(Records to process Opens)
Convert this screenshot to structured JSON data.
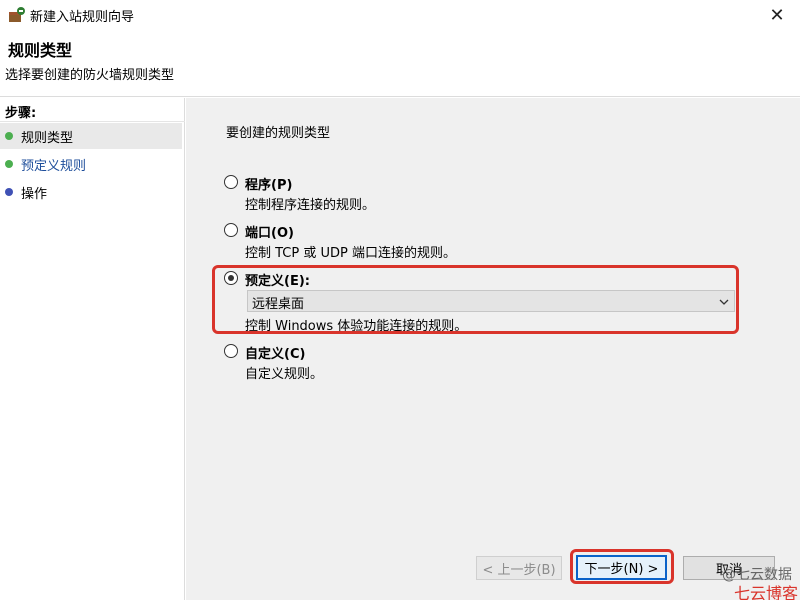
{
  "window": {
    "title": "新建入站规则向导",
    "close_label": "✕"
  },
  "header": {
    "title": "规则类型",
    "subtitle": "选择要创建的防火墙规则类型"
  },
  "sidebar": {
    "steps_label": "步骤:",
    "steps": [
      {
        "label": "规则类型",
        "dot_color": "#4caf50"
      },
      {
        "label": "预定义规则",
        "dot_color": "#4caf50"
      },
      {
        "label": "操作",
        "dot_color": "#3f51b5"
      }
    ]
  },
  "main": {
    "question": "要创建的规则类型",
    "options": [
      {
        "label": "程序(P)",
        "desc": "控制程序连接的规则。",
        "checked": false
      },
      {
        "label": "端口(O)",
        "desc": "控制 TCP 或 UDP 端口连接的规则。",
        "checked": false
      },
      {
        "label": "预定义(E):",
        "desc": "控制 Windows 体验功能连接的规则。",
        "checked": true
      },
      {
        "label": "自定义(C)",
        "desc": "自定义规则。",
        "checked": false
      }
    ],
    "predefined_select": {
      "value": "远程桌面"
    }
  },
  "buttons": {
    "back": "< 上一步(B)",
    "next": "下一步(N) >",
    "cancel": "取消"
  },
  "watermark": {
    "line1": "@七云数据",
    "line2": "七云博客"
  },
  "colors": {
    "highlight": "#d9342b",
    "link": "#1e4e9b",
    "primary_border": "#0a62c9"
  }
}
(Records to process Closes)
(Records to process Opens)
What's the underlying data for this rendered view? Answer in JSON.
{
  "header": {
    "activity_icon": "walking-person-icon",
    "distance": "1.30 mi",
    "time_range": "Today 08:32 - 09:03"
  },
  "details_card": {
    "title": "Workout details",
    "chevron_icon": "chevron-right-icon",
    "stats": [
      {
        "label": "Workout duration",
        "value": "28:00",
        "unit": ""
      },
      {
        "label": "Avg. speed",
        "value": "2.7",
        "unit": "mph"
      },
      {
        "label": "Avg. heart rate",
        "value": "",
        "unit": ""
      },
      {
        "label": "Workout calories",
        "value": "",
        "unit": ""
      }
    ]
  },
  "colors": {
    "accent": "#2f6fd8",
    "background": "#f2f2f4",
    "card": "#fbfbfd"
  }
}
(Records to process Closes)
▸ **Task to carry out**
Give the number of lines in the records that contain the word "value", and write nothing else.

▸ **Solution to this problem**
5